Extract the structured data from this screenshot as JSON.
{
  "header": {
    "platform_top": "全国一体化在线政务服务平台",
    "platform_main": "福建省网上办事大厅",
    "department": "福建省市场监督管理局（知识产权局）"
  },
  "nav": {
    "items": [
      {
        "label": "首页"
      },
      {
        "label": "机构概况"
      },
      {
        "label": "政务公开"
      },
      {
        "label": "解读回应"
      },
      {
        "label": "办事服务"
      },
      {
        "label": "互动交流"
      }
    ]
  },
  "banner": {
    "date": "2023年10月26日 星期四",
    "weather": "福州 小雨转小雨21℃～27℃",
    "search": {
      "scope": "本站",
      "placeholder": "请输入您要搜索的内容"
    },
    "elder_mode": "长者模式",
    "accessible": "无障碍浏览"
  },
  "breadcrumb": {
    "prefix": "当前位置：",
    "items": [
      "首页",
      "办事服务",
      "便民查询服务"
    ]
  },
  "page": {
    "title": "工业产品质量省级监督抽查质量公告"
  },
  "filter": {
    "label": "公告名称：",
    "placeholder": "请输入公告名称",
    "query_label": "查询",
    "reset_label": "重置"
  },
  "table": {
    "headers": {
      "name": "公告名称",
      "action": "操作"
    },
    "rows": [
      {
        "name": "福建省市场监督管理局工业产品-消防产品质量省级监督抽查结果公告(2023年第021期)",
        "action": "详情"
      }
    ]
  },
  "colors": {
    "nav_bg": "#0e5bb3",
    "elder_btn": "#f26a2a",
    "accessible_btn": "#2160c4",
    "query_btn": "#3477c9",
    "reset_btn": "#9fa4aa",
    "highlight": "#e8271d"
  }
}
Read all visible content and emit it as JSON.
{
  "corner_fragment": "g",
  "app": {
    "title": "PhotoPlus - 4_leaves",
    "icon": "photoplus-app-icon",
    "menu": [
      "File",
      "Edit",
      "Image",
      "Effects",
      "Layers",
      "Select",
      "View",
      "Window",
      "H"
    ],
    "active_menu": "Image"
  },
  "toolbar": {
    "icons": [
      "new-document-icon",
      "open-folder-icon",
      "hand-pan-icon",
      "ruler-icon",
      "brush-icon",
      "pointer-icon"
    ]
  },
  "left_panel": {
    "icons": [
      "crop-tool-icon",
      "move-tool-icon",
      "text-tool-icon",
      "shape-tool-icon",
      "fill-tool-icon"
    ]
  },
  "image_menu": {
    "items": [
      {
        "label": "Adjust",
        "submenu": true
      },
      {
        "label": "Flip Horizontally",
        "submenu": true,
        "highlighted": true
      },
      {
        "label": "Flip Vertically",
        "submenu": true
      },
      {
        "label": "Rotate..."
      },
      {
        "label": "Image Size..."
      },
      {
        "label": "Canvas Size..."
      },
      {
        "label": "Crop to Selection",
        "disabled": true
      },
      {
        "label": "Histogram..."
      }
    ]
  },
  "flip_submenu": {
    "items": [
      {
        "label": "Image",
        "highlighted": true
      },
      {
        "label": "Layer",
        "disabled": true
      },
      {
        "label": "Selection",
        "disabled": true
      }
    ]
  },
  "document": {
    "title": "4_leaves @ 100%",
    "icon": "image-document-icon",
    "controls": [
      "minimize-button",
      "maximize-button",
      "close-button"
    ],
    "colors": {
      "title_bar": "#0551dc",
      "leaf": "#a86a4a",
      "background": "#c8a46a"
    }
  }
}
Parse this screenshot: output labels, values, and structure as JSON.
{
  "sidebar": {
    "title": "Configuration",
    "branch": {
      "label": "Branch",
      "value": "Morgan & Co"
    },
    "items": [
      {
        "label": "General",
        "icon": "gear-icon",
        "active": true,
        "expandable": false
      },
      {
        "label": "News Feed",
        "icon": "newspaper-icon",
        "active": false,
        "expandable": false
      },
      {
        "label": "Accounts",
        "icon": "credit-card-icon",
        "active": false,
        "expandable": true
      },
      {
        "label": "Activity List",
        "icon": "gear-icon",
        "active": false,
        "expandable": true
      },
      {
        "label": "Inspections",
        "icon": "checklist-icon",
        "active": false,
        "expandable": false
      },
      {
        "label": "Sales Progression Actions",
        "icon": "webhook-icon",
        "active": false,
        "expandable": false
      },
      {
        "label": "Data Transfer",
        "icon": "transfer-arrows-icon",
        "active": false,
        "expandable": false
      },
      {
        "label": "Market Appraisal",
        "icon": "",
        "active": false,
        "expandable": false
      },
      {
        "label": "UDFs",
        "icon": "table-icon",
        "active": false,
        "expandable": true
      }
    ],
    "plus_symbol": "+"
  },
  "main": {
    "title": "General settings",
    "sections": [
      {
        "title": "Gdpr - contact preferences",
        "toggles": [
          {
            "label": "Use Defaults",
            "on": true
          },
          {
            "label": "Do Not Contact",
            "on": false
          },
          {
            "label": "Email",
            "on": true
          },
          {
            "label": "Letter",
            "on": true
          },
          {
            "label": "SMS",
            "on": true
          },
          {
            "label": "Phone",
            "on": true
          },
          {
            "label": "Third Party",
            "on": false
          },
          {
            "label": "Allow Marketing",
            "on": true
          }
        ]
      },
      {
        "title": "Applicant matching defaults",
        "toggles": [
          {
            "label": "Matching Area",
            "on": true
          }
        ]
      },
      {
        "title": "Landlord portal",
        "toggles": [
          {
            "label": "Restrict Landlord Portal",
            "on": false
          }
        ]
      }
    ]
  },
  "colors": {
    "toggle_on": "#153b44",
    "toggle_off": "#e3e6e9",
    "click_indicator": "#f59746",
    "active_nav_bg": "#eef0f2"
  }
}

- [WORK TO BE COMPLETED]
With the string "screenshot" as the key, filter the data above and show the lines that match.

- [RESPONSE TO THE TASK]
Extract the structured data from this screenshot as JSON.
Parse this screenshot: output labels, values, and structure as JSON.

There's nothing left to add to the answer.